Additionally, during the peak of the Omicron surge from January through March 2022, people age 5 and older who were unvaccinated were 20 times more likely to die from COVID-19 than those who received a primary vaccine series and at least one booster dose.
Older populations are the most vulnerable to severe disease and death from COVID-19. The CDC graph below shows that people age 50 and older who were vaccinated and received at least two booster doses have the best COVID-19 health outcomes. (Data are from April – Sept. 2022)
Since the pandemic started, there have been more than 5.4 million hospital admissions with confirmed cases of COVID-19 in the U.S. That number could have been lower if more people got vaccinated.
The OHA chart below shows in Oregon:
- At the peak of the Delta variant surge in August 2021, unvaccinated adults in Oregon were approximately 10 times more likely to be hospitalized with COVID-19 than those who received all recommended vaccines and boosters.
- At the peak of the Omicron variant surge in January 2022, unvaccinated adults in Oregon were approximately nine times more likely to be hospitalized with COVID-19 than those who received all recommended vaccines and boosters.
Risks vs. benefits of vaccination
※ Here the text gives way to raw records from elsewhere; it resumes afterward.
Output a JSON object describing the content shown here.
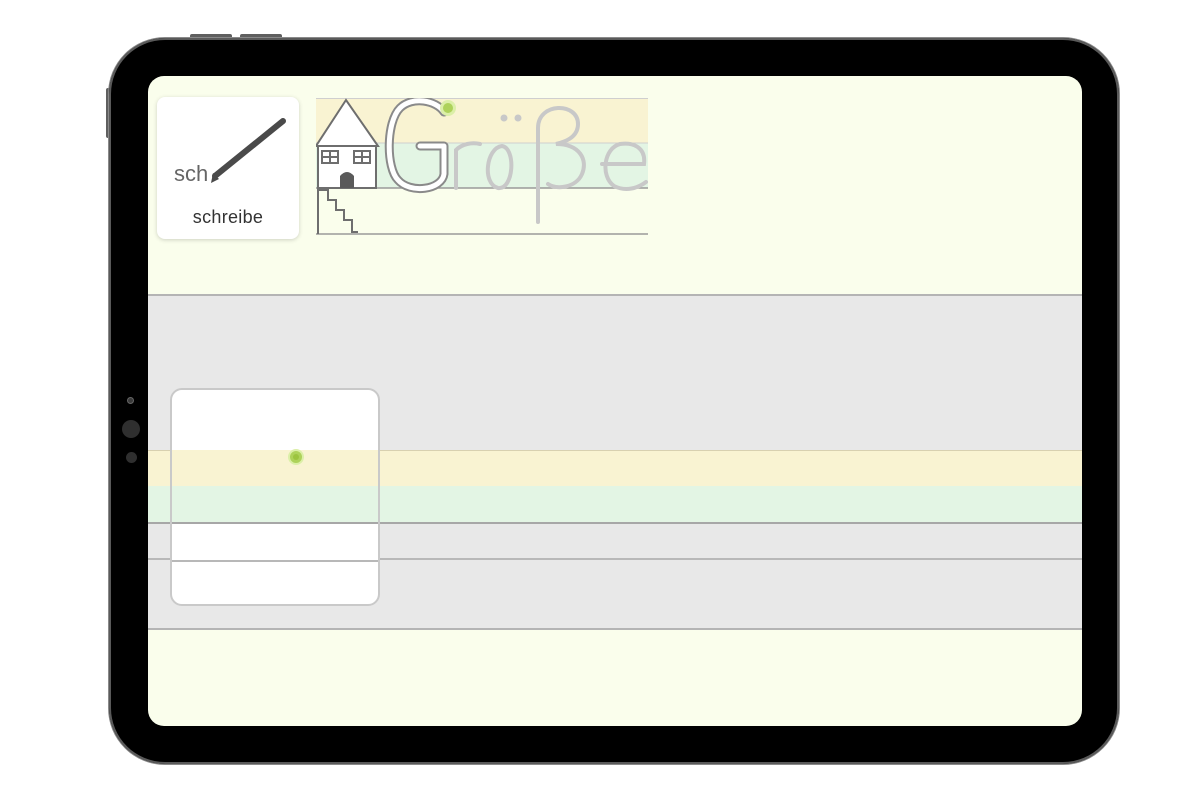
{
  "task": {
    "sound": "sch",
    "label": "schreibe",
    "icon": "pencil-icon"
  },
  "word": {
    "text": "Größe",
    "traced_letters": "G",
    "remaining_letters": "röße",
    "icon": "house-icon"
  },
  "colors": {
    "screen_background": "#fafeec",
    "writing_area": "#e8e8e8",
    "upper_band": "#f9f3d2",
    "middle_band": "#e3f5e4",
    "start_point": "#aed25a",
    "word_outline": "#8a8a8a",
    "word_ghost": "#c8c8c8"
  },
  "writing": {
    "start_point": "start-dot-icon"
  }
}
We’ve discussed at length the risks of not getting vaccinated, but what about the risks associated with getting vaccinated? Do the benefits of being vaccinated against COVID-19 outweigh the risks?
The answer is a resounding “yes”!
COVID-19 vaccines help prevent a significant number of hospitalizations and deaths. They have saved tens of millions of lives around the world. Vaccination also likely reduces the risk of developing long COVID, which inflicts as many as one in five people who become infected. Additionally, severe side effects from COVID-19 vaccines are rare.
- One in 311 people in the U.S. have died from COVID-19.
- COVID-19 is the third leading cause of death in the U.S. behind heart disease and cancer.
- Anaphylaxis (immediate allergic reaction) after receiving a COVID-19 vaccination is rare and has occurred at a rate of approximately five cases per 1 million vaccine doses administered.
- Reports of death after vaccination are rare. Nine deaths in the U.S. have been causally associated to the Johnson & Johnson vaccine.
As of Oct. 20, 2022, 1,036 cases of potential myocarditis among people under 18 have been reported. Of these cases, the CDC has confirmed 687 as myocarditis, and 253 cases remain under review.
Confirmed cases of myocarditis after receiving COVID-19 vaccinations:
- Ages 5–11: 22 cases after 21,638,046 doses administered
- Ages 12–15: 357 cases after 24,480,644 doses administered
- Ages 16–17: 308 cases after 13,429,039 doses administered
“Severe side effects from COVID-19 vaccines have been rare, but hospitalization associated with COVID-19 has been common,” said Paul Cieslak, medical director for communicable diseases and immunizations at OHA. “This is why we’ve recommended vaccination—particularly for older people and those with medical conditions that put them at risk.”